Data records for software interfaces
####

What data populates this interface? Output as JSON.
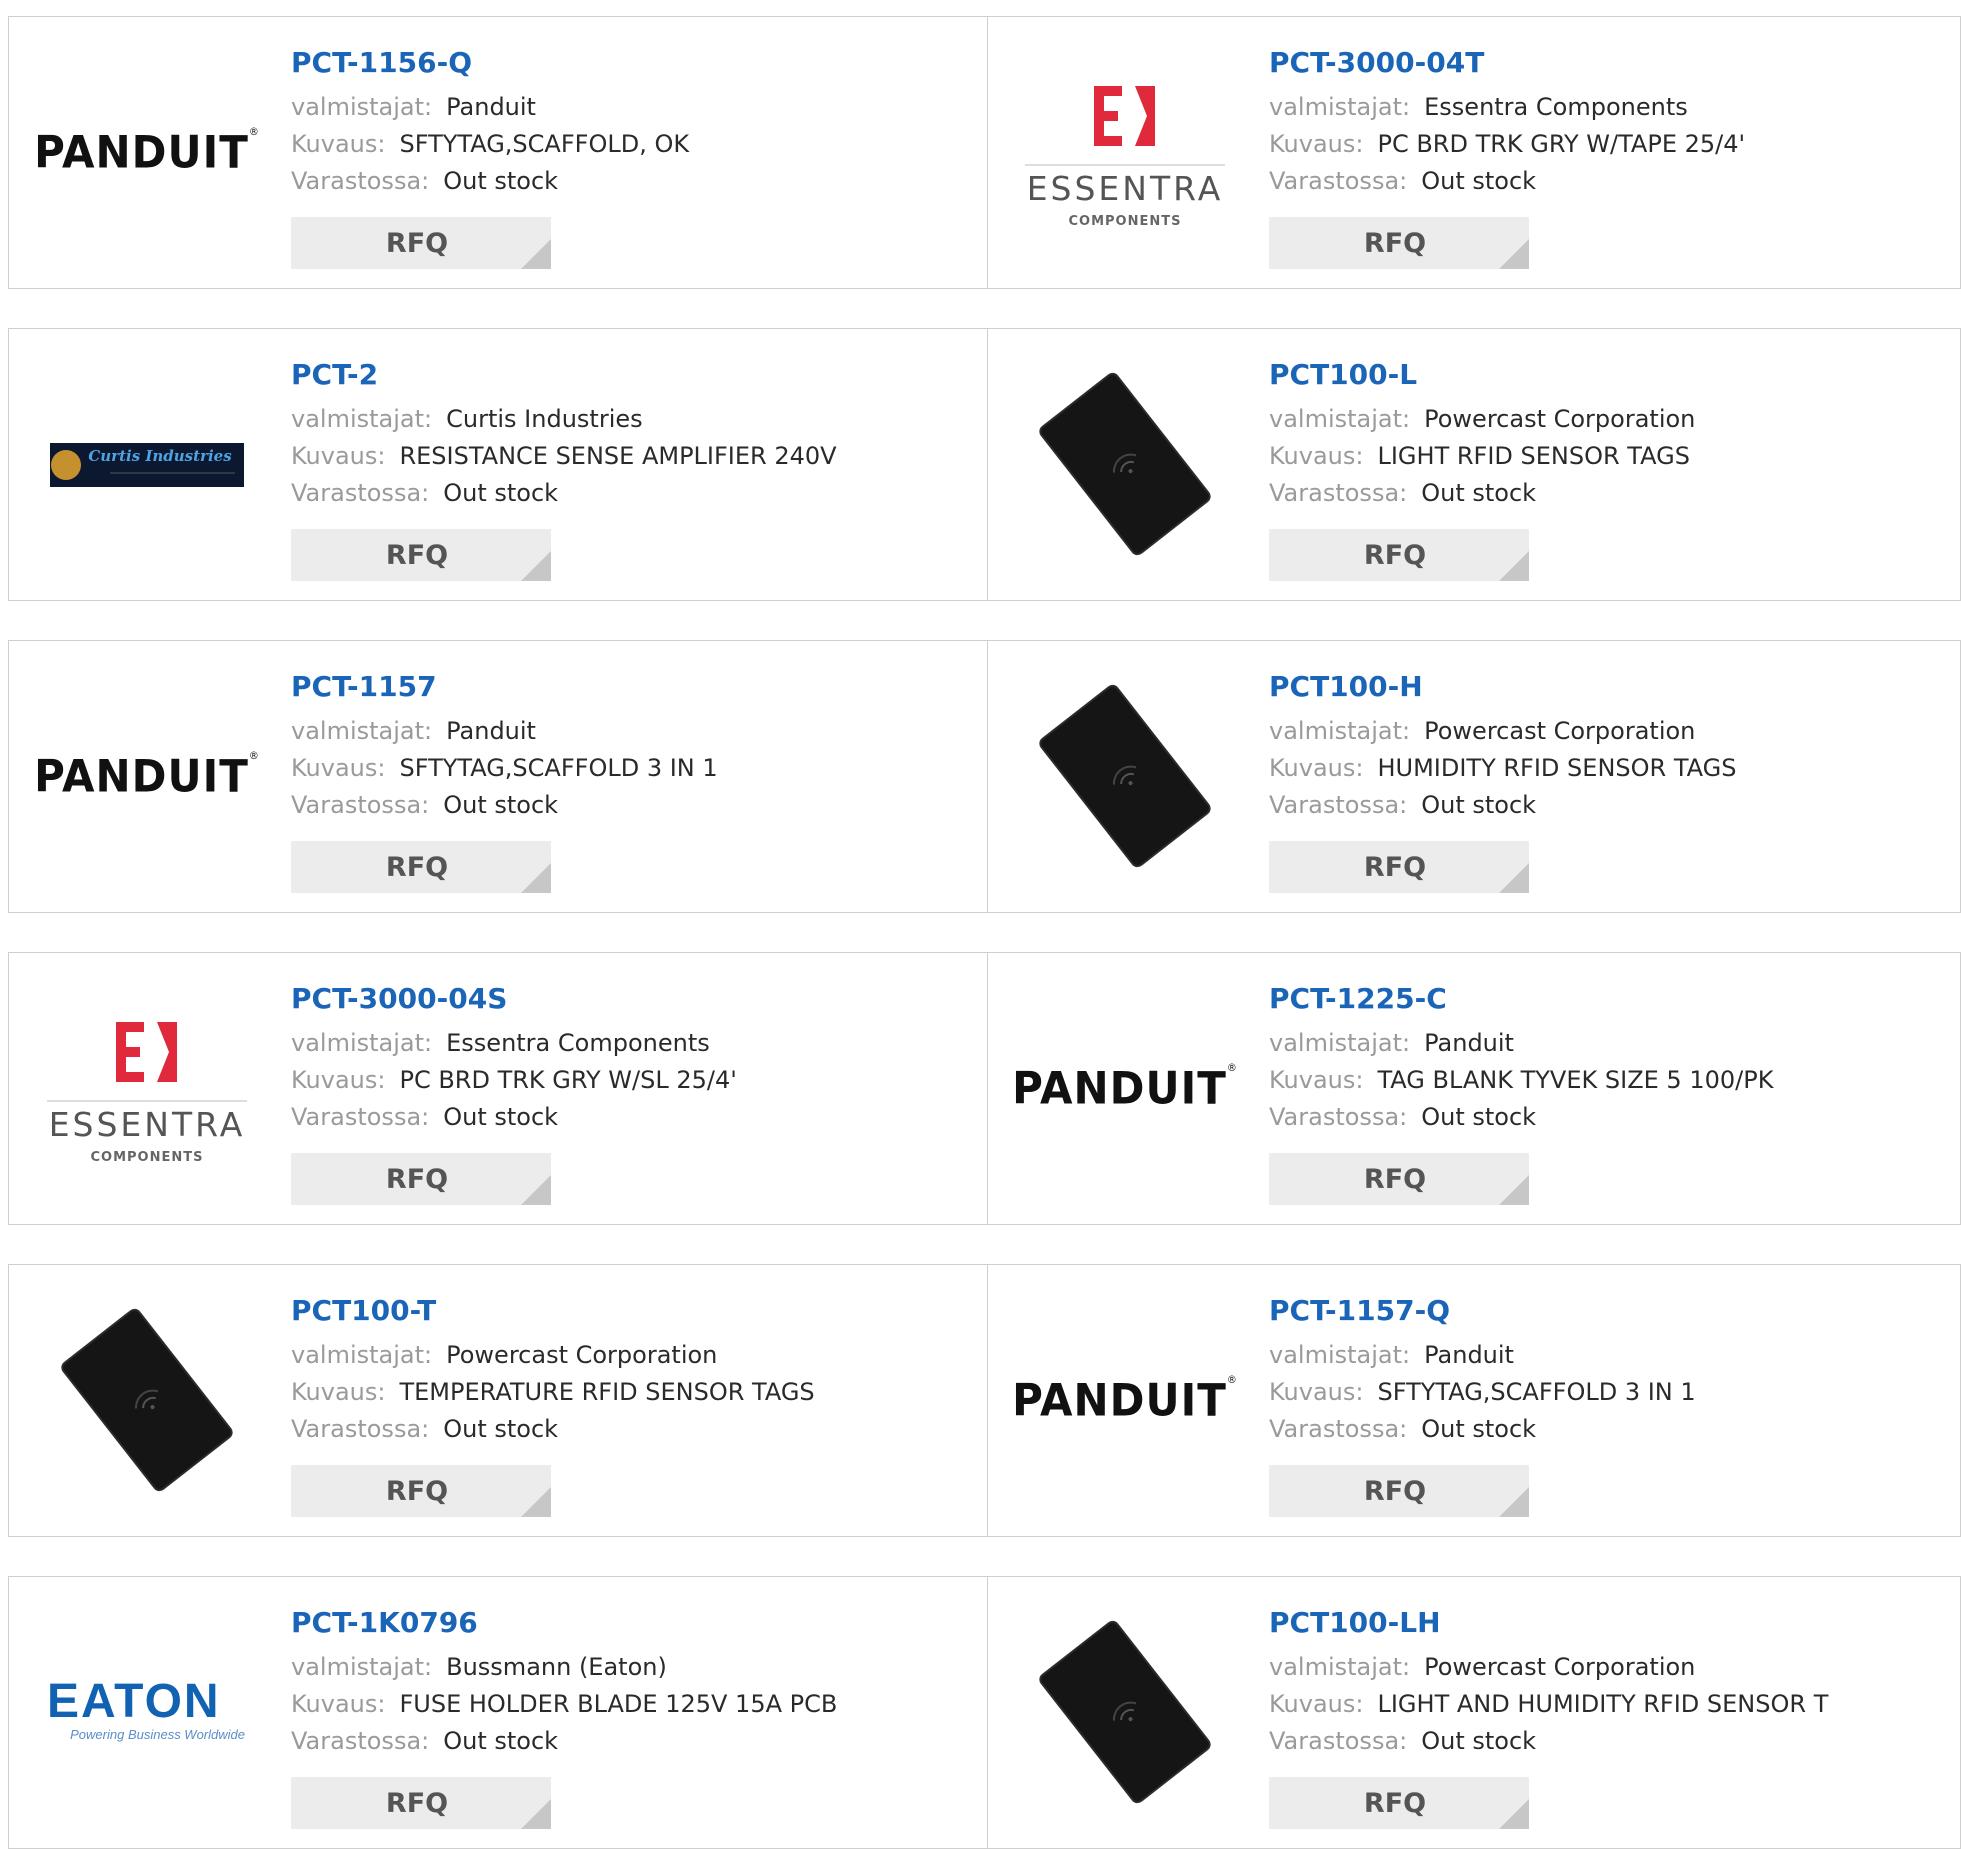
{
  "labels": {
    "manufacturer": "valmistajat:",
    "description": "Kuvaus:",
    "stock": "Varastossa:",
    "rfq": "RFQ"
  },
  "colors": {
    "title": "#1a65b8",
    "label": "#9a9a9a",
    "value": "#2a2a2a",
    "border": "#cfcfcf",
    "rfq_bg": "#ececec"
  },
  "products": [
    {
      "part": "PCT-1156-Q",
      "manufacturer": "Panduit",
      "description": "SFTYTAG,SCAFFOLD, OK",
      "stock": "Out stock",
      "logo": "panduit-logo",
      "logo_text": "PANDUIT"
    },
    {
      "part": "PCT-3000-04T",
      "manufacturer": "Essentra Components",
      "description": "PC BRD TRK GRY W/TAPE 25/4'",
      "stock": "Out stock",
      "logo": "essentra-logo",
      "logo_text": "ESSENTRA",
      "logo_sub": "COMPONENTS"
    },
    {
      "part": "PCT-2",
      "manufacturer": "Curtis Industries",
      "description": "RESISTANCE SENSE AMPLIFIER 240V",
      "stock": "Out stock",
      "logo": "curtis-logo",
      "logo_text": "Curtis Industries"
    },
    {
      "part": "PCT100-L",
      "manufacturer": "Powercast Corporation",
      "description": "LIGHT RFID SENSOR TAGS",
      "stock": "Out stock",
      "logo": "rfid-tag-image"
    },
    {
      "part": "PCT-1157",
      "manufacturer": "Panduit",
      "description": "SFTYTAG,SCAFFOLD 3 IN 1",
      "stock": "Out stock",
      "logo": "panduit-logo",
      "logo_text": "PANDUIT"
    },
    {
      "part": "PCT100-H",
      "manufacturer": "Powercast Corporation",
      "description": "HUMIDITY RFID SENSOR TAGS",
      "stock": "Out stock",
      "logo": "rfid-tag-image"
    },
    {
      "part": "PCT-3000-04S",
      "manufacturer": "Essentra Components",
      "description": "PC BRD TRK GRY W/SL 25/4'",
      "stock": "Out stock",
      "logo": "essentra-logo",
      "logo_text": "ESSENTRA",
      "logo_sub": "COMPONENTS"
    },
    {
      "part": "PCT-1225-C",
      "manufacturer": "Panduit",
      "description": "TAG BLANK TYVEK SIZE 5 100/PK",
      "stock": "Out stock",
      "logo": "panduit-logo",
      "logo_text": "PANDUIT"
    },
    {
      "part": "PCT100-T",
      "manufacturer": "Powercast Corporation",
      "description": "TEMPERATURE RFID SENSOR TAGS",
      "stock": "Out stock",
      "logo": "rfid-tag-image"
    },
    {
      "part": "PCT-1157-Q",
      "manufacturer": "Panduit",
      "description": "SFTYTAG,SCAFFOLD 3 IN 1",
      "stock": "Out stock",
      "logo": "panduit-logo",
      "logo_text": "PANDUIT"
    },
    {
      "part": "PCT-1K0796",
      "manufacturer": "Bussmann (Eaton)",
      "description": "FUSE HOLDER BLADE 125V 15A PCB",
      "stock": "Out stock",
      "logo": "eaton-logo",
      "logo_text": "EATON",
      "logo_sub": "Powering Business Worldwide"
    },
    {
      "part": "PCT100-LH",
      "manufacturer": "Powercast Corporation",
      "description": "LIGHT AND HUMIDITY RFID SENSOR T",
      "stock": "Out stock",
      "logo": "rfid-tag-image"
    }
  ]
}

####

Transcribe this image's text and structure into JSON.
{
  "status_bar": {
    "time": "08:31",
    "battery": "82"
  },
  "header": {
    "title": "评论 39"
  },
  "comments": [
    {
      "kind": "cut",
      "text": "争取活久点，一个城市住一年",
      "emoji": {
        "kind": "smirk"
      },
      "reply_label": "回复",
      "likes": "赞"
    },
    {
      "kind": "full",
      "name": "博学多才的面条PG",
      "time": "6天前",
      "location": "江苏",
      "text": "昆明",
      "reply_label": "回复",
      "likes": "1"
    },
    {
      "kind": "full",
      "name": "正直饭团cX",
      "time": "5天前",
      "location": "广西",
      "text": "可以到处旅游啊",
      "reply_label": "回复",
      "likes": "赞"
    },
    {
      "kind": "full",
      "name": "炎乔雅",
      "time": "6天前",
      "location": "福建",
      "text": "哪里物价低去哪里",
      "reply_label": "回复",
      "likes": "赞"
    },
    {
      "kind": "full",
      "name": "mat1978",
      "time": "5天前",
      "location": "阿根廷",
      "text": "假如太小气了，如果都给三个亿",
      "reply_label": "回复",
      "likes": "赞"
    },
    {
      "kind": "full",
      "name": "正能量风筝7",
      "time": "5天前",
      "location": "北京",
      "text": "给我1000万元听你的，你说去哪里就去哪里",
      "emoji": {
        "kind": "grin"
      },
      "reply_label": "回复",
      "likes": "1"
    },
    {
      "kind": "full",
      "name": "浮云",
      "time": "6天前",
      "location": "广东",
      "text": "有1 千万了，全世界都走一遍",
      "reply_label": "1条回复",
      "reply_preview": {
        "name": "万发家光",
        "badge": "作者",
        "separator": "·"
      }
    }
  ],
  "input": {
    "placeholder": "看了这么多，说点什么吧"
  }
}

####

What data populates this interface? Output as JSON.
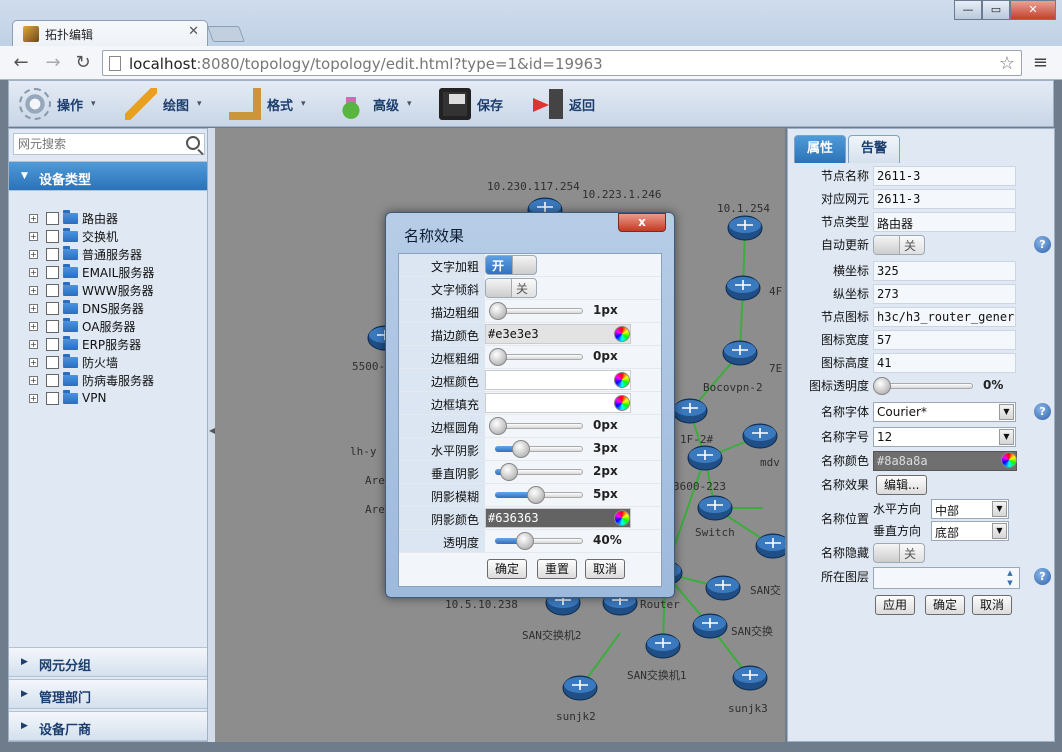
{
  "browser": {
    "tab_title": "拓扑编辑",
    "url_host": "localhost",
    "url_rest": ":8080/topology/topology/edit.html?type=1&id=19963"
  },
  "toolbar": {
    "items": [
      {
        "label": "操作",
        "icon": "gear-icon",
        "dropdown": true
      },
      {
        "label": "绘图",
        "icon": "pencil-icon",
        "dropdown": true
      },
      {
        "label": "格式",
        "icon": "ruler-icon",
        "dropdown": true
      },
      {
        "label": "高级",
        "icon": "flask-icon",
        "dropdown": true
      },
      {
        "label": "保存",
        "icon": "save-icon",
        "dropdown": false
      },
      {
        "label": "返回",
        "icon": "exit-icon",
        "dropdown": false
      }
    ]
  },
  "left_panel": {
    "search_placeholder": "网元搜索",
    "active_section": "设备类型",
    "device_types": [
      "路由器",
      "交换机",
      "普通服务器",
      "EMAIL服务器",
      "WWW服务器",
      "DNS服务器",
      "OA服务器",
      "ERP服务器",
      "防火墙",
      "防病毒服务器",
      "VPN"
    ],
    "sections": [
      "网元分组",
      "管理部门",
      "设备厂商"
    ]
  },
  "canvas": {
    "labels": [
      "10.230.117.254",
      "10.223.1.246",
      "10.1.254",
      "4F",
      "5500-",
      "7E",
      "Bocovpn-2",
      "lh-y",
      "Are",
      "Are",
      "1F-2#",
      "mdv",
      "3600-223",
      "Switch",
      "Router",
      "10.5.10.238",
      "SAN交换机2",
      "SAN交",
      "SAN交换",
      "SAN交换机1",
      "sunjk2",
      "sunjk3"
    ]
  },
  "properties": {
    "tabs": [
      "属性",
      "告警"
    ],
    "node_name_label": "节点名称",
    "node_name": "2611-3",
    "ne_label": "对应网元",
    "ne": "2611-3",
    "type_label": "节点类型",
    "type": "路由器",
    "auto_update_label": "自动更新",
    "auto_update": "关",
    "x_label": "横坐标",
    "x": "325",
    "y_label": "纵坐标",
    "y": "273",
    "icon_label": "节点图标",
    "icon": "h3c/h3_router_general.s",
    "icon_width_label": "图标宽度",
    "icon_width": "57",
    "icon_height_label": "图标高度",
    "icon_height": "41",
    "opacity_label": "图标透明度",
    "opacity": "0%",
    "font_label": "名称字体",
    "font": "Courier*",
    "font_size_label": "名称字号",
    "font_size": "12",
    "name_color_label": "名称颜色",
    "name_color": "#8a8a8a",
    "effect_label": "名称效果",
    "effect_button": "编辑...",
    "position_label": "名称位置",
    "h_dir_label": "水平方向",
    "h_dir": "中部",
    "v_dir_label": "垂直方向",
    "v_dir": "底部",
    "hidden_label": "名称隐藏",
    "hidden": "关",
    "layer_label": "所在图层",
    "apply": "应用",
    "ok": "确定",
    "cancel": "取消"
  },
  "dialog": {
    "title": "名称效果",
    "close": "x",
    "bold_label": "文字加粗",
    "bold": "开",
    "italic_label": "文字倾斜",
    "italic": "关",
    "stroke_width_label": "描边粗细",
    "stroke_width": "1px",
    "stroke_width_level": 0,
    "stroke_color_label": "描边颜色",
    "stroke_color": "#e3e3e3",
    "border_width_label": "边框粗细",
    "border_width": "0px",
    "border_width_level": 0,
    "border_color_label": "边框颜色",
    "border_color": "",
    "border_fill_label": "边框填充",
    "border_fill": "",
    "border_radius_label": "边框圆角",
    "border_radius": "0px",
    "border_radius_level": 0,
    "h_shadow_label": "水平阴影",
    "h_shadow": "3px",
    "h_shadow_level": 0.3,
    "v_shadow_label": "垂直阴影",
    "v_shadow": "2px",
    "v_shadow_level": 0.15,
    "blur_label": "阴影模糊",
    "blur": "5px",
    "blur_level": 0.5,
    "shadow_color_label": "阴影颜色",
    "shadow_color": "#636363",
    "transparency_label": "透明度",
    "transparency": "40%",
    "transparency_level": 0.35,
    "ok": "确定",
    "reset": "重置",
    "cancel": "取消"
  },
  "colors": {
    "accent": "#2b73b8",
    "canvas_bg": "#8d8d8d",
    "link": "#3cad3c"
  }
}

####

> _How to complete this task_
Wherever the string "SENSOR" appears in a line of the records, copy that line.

> _Reply to the task_
      "description": "LIGHT RFID SENSOR TAGS",
      "description": "HUMIDITY RFID SENSOR TAGS",
      "description": "TEMPERATURE RFID SENSOR TAGS",
      "description": "LIGHT AND HUMIDITY RFID SENSOR T",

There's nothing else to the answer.